“So what is this going to be about?” I asked.
“I don’t know,” he replied, “but I bet that when it starts they don’t have enough sheep, and by the end they have too many.”
I laughed, “Yes, and if it were a book about an American game it would end with everyone dead and only one person standing, like Hunger Games. But it’s about a European game, so no one will fight, they will all cooperate and trade until the island gets really crowded. Then someone will be declared king.” Now I was armed and ready to read. If Klaus Teuber has decided give up his genius and become just another has-been with a really good marketing plan, then I was ready to bring him down a notch or two.
But Klaus turned out to be smarter than me! (Shocking, I know.) He sought out the services of not just any hack writer, but one of the better writers in German Historical fiction. Rebecca Gable didn’t disappoint. Her characters are both heroic and realistically flawed. Her plot, while serviceable, is slightly stilted due to the constraints of trying to tie in the game. Her writing style is quick and action filled. Rarely did I find myself waiting for something to happen. Over all, it is a good barbarian adventure story.

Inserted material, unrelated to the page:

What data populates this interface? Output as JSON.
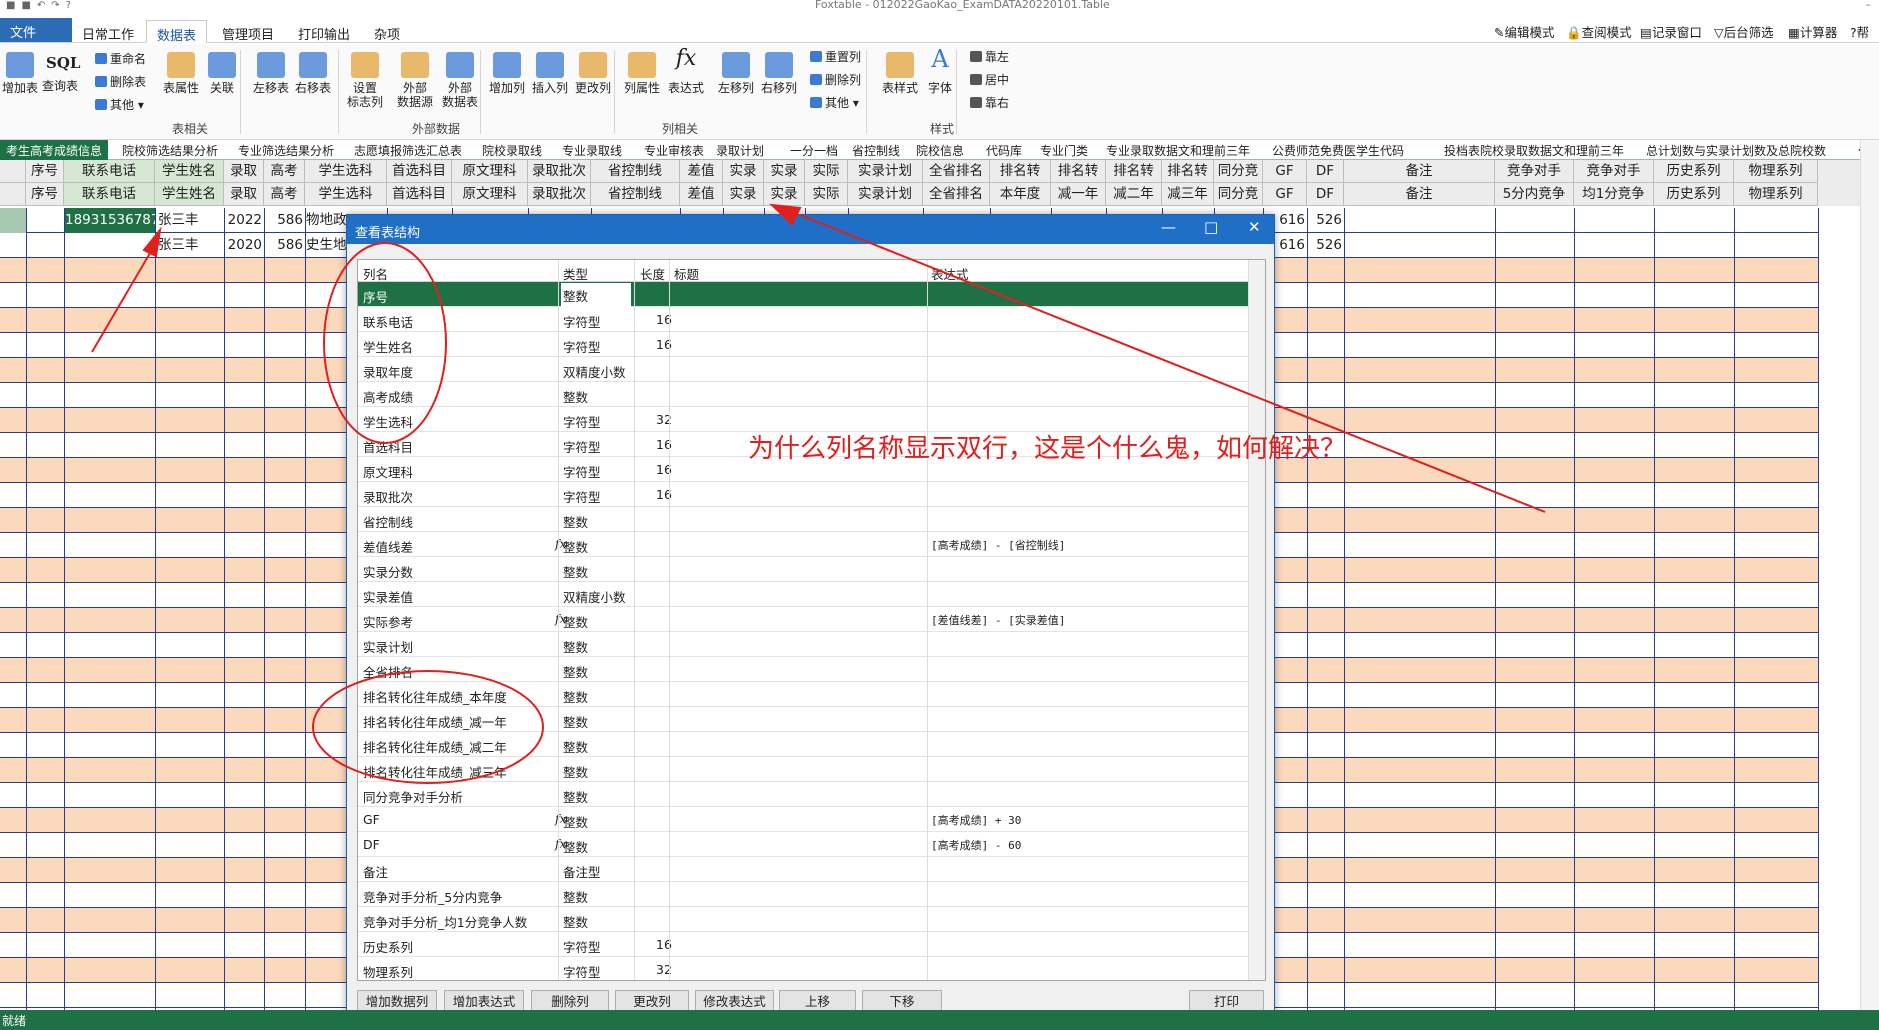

The basic premise follows a tribe of northern European barbarians as they tire of attacks from their neighbors. They decide to sail into the wide ocean in order to search for a mystical land called Catan. After an adventure or two, they reach their destination and set about building a new life for themselves. Along the way there are conflicts of romance and religion, as well as inter-tribal squabbles and grudges.
The plot was decently engrossing, and I found myself forgetting to look for the obvious tie-ins to the game. I am sure that I missed many of them, but I did notice that certain characters dominated certain resources and traded them with other settlers. Wood, sheep, ore and grain play important roles in the book; brick even gets a mention. Without giving too much away, I can say there is a thief. He plays an important role in the plot, and he lives… you guessed it, in the desert. The desert has a volcano, which is a tie in to Das Buch and there is some mention of the importance of parchment, which is also a tie in to an expansion of the original game. Finally, the terrain of the island matches those of the tiles of the game with various regions providing various resources.
A couple of things surprised me about the book. First of all, and I want to emphasize this, this isn’t a family book by any means. As the book progresses, the sexuality becomes more pervasive and important to the story. It isn’t overly explicit, but it is persistent. Some of the sexuality is also violent. There are at least two scenes of violent sexual assault. This isn’t American YA fiction. It is an adult read, which might catch some unwary parents off guard since the game is such a family pastime. Don’t plan on buying this for a 10-year-old reader for Christmas unless you want to do some fast educating about things that might make you squirm.
Next, a major plot line involves religious conflict. Since religion has so little to do with the original game, this plot seemed a little out of place. However, even this plot is handled reasonably well and the strong and realistic characters help the reader maintain their suspension of disbelief.
I hate to say it, but I enjoyed the book. I know! I know! It isn’t right, and I am sure that some of you will never invite me to game night again, but I can live with that. I just wish Klaus Teuber would quit milking his biggest seller and get out there and write another great game. It’s not like he can’t do it. Domaine, anyone?
Erik Wecks is an avid board gamer and father of three. He lives in Vancouver, Washington, and is the guy who introduced GeekDad Jonathan Liu to Settlers of Catan and Carcassonne in the first place. He is, despite this review, not a fan of board game tie-ins.